This year’s New York Fashion Week served looks and social commentary
Models walk the runway at Chromat's Spring Summer 2020 runway show for New York Fashion Week (Photo via YouTube).
The fashion industry has long been an overwhelmingly white, elitist and classist field that perpetuated Eurocentric beauty standards and defined anything outside of that as “other.”
So it was refreshing to see designers defy that mold at this year’s New York Fashion Week.
Chromat, an American swim and bodywear brand, wowed attendees and online viewers with its inclusive runway show Saturday, which featured a cast that resembled the typical array of people that one is likely to see in the U.S.
There were several plus-size models (who were actually plus-size, and not just thick); a pregnant woman strutting down the runway in a pink velvet, strappy bodysuit; Ericka Hart in a white-caged outfit that showed her double mastectomy; a model with a prosthetic leg; kids of various ages; and DMV native and rapper Rico Nasty on the vocals.
Chromat’s show did more than display a new collection of pieces. It served as a statement of what the “average” woman looks like — which is nothing and everything at the same time. It’s impossible to define the average woman, because we come in various shapes and sizes. Our life experiences may alter our shape, but that’s not something to hide or be ashamed of. It should be celebrated to tell our story. And Chromat showed that.
[Read more: What is a VSCO girl, and how do I become one?]
Also combatting the idea of “average” was Prabal Gurung, a Nepalese-American designer. In his show notes, he recalled being asked, “Well, you don’t look American, so how can you define what America is?” in a business meeting. This made Gurung wonder what it actually means to be American and led him to works by Jose Antonio Vargas, the author of Dear America: Notes of an Undocumented Citizen. Vargas consulted on Gurung’s show.
Gurung’s runway featured models of varying races, ethnicities, sizes and genders coming together to model clothes that told the story of “American” culture. Denim boiler suits, cowboy boots, asymmetrical skirts, extravagant evening gowns, suits, athleisure, unique feathery blouses and balloon sleeves adorned models as they sashayed on a runway decorated with flowers and flags from different countries. Gurung blended many different aspects of life in the U.S. — work, nightlife and street culture — to craft this one collection.
Motifs of roses — the U.S. national flower — and the colors red, white and blue stood out as an intentional method of the designer to identify what is American. Perhaps the most striking part of the show, however, was the finale when models flooded the runway in sashes that read, “Who gets to be American?” The answer is left for viewers to discern.

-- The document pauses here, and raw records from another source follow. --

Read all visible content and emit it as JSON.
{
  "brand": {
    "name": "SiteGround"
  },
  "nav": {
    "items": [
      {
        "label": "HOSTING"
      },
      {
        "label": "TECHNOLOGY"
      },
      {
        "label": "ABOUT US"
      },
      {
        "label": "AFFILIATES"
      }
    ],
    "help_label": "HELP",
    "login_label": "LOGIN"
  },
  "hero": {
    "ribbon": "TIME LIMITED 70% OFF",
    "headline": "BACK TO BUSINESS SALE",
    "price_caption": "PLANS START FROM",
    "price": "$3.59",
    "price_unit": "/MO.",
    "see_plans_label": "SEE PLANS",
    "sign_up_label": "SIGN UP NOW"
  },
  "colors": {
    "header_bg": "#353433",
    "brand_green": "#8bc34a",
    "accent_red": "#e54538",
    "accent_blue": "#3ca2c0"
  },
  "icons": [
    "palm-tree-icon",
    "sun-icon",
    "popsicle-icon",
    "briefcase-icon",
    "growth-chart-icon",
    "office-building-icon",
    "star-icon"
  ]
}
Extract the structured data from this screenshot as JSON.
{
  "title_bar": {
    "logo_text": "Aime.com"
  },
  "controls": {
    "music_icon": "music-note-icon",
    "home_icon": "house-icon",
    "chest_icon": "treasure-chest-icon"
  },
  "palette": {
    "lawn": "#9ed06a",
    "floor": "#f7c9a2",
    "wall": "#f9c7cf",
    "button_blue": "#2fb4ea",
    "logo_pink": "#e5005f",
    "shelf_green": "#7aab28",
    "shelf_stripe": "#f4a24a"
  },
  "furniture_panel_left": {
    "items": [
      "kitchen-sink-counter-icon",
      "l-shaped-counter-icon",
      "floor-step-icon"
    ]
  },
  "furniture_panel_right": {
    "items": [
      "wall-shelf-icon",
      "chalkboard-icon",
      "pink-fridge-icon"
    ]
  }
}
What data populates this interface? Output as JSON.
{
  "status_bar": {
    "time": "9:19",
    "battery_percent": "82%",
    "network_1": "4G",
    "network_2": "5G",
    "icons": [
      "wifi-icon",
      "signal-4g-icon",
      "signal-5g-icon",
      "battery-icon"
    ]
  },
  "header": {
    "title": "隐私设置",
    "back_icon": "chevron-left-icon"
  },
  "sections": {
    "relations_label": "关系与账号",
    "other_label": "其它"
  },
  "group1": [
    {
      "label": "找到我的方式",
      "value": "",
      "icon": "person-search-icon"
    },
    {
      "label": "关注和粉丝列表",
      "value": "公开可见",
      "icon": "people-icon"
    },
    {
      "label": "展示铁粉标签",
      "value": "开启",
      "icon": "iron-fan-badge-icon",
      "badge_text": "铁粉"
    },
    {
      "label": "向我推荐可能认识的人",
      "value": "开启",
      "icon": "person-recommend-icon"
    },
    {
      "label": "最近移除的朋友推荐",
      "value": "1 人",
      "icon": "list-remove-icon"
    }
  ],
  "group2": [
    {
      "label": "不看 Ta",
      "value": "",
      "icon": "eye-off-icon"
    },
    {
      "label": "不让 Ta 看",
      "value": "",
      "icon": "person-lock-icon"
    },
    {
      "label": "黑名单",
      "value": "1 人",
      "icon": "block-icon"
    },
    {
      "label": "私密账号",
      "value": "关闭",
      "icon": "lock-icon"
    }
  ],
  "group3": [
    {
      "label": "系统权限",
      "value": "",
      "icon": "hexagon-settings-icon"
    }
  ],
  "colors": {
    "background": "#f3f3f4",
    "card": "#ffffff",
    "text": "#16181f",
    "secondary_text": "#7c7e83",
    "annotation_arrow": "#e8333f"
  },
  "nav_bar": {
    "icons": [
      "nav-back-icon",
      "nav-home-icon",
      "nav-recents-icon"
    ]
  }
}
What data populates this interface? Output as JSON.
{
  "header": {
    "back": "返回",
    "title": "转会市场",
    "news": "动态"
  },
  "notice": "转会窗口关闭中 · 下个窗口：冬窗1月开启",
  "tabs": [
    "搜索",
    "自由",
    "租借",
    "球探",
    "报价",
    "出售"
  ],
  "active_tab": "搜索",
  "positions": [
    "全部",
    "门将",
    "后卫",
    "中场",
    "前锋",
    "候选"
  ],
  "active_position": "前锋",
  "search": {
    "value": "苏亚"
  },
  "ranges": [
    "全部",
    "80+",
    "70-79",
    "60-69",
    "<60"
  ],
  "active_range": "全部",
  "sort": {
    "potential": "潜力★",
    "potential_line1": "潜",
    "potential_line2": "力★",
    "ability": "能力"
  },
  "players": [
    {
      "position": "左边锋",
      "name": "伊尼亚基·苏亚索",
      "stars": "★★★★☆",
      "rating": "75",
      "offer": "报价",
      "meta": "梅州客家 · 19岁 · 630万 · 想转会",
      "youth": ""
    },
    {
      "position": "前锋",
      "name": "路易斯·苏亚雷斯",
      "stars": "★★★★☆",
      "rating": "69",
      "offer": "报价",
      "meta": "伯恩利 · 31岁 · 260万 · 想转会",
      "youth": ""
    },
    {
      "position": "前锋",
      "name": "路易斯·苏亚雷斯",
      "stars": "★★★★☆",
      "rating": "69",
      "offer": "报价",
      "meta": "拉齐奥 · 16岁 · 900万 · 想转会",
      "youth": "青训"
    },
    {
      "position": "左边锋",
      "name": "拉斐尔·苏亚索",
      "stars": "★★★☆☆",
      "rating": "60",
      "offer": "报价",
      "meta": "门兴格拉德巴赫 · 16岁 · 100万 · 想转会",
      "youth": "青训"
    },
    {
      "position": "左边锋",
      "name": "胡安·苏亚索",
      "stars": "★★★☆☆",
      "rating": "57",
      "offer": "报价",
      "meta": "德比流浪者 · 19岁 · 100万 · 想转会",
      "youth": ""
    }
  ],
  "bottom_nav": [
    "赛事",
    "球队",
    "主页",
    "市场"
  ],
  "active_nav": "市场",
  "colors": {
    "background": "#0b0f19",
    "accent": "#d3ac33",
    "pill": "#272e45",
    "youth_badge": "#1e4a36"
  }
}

While Chromat and Gurung used their shows as tools to celebrate diversity on a broad spectrum, award-winning designer Kerby Jean-Raymond of Pyer Moss used his show to celebrate black culture. The show did not take place in a fancy Manhattan warehouse, nor was it located in the artsy hub of Harlem, but rather at King’s Theatre in Flatbush, New York, the designer’s hometown.
The featured collection was the final installment in Jean-Raymond’s three-part series, “American, Also,” which debuted in Fall 2018. The purpose of the series is to reclaim the narratives surrounding American culture by highlighting the contributions of African Americans that have been blotted out of history books.
“I wanted to challenge the narrative for what’s typically [considered] ‘American’ and reverse the ratio of African-American exclusion in the conversation,” Jean-Raymond said to Teen Vogue in 2018.
The finale, titled “Sister,” paid homage to Sister Rosetta Tharpe, a black woman who was raised in the church and is credited by Jean-Raymond as the “founder of rock-and-roll.” Even the Rock & Roll Hall of Fame cited her as a model for Elvis Presley, Johnny Cash, Little Richard and others who are now credited as pioneers of the genre. Like many other aspects of American culture, the genre has been white-washed, which explains why conversations about rock-and-roll history seldom mention Tharpe.
The show featured a 90-person choir performing black culture staples from gospel songs to contemporary hip-hop; an all-black cast of models with a variety of hairstyles from afros and locs to braids adorned with gold hair-jewelry that dripped in regality; and of course, clothing pieces that spoke directly to the heart of the collection. Beautiful and unique silhouettes reminiscent of the ‘60s and ‘70s but with a contemporary twist unique to Pyer Moss graced the runway of King’s Theatre and made me wish I had the funds to partake in such a luxurious display of black art and excellence.